- **Data shown**
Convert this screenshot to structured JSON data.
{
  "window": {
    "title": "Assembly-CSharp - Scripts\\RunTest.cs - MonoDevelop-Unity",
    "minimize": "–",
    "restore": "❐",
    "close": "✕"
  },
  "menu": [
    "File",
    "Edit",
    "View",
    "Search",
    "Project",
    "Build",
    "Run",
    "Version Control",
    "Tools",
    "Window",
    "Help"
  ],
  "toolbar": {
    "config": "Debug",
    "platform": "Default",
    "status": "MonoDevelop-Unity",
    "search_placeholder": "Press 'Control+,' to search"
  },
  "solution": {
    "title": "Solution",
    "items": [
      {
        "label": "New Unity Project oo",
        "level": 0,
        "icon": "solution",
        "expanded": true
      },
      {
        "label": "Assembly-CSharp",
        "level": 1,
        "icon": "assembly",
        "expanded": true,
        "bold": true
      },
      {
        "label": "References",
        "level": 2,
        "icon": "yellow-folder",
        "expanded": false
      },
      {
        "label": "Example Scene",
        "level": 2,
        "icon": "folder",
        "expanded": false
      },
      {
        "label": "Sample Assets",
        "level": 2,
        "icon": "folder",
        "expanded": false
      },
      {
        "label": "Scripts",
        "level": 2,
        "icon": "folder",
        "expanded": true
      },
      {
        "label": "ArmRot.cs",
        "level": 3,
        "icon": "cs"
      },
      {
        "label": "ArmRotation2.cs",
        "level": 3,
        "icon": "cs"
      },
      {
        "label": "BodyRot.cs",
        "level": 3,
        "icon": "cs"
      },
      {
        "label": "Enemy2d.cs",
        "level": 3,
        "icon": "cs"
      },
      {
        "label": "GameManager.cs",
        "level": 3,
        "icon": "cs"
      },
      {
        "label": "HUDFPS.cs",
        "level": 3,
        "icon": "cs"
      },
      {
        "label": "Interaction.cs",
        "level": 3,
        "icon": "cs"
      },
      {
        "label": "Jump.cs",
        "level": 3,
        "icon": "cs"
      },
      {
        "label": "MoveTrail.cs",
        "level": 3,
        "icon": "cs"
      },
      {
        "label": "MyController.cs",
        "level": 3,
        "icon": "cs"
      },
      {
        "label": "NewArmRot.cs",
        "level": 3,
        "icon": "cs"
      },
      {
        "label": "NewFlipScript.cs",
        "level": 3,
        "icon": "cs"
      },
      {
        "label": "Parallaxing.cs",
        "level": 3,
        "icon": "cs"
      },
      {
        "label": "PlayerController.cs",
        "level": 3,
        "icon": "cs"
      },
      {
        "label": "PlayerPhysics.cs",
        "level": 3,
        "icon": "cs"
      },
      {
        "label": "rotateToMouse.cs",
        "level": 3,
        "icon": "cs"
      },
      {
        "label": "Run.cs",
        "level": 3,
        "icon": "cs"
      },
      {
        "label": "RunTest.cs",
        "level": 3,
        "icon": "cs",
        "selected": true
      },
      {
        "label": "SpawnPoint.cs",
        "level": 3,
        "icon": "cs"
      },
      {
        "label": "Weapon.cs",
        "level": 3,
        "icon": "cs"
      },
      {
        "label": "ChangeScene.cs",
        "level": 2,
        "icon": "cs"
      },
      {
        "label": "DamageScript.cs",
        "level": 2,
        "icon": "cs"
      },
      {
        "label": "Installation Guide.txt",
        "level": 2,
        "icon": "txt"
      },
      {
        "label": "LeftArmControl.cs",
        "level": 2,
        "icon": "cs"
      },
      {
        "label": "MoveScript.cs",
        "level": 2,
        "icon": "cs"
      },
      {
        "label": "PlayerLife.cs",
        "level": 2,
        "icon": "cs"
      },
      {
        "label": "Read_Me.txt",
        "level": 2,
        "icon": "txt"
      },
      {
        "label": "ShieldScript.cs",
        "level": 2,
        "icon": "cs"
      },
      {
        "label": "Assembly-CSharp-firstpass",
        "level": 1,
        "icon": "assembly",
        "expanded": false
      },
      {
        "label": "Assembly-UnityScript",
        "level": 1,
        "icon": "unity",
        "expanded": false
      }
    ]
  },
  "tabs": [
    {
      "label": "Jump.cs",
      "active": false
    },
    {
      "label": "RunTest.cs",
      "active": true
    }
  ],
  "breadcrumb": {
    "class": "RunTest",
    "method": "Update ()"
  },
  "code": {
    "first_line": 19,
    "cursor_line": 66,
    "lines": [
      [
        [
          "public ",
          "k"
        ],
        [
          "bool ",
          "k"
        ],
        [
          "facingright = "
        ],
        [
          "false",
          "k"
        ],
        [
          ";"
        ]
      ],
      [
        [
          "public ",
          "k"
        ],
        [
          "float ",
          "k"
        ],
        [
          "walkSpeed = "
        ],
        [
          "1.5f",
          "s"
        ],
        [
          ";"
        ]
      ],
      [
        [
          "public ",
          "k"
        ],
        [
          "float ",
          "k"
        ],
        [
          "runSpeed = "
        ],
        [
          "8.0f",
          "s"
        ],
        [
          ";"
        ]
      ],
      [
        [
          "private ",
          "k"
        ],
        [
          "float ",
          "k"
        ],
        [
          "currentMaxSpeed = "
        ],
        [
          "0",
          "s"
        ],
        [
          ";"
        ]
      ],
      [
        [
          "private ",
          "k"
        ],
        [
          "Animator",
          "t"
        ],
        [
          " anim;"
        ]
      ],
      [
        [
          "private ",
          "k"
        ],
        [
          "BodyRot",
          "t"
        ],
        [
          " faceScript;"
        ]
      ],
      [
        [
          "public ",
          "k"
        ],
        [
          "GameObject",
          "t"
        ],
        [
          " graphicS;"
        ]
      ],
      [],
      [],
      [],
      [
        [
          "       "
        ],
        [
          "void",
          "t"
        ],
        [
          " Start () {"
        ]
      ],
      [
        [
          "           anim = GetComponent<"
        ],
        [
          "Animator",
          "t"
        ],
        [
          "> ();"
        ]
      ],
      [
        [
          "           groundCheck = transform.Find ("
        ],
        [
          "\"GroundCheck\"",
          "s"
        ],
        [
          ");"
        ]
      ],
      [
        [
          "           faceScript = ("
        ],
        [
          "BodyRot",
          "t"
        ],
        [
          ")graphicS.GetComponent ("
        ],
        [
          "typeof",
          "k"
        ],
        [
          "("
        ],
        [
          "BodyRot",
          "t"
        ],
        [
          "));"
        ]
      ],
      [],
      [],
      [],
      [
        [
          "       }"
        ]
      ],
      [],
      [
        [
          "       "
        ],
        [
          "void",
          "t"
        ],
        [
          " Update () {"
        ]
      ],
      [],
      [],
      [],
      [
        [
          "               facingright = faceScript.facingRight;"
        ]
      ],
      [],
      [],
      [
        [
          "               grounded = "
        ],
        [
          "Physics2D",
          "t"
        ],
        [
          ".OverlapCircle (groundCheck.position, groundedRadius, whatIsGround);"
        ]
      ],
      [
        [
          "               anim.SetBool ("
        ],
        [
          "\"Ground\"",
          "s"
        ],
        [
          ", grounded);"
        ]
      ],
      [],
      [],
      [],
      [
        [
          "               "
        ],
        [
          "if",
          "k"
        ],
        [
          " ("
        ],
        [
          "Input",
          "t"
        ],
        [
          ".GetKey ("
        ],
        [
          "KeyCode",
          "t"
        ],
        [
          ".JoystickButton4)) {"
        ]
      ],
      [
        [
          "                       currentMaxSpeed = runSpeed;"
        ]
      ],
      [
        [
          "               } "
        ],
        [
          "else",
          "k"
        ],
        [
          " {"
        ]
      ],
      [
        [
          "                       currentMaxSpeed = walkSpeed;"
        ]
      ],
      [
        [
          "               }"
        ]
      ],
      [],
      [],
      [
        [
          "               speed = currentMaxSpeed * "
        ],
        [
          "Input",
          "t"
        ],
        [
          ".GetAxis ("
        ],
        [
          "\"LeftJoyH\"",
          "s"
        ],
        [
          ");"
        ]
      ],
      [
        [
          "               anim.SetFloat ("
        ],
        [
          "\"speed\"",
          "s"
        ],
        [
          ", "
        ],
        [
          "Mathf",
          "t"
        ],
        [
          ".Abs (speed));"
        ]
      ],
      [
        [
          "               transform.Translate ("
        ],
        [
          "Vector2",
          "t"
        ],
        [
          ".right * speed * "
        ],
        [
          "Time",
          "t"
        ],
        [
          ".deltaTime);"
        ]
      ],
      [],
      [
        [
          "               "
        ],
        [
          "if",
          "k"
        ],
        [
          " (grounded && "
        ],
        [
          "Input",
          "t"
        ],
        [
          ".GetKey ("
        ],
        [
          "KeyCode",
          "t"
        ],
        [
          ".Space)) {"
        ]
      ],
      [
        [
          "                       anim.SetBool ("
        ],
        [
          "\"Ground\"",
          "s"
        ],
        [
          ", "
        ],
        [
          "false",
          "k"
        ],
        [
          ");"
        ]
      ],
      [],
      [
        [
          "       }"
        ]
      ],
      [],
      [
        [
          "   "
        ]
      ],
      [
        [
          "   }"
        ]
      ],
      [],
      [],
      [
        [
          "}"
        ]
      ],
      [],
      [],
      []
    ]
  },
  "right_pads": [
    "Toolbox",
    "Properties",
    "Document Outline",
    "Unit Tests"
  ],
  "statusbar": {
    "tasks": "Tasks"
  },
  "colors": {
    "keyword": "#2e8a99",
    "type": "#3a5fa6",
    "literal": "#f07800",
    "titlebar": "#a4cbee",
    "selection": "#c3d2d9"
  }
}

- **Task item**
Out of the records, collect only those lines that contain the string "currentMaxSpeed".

- **Response to this task**
          "currentMaxSpeed = "
          "                       currentMaxSpeed = runSpeed;"
          "                       currentMaxSpeed = walkSpeed;"
          "               speed = currentMaxSpeed * "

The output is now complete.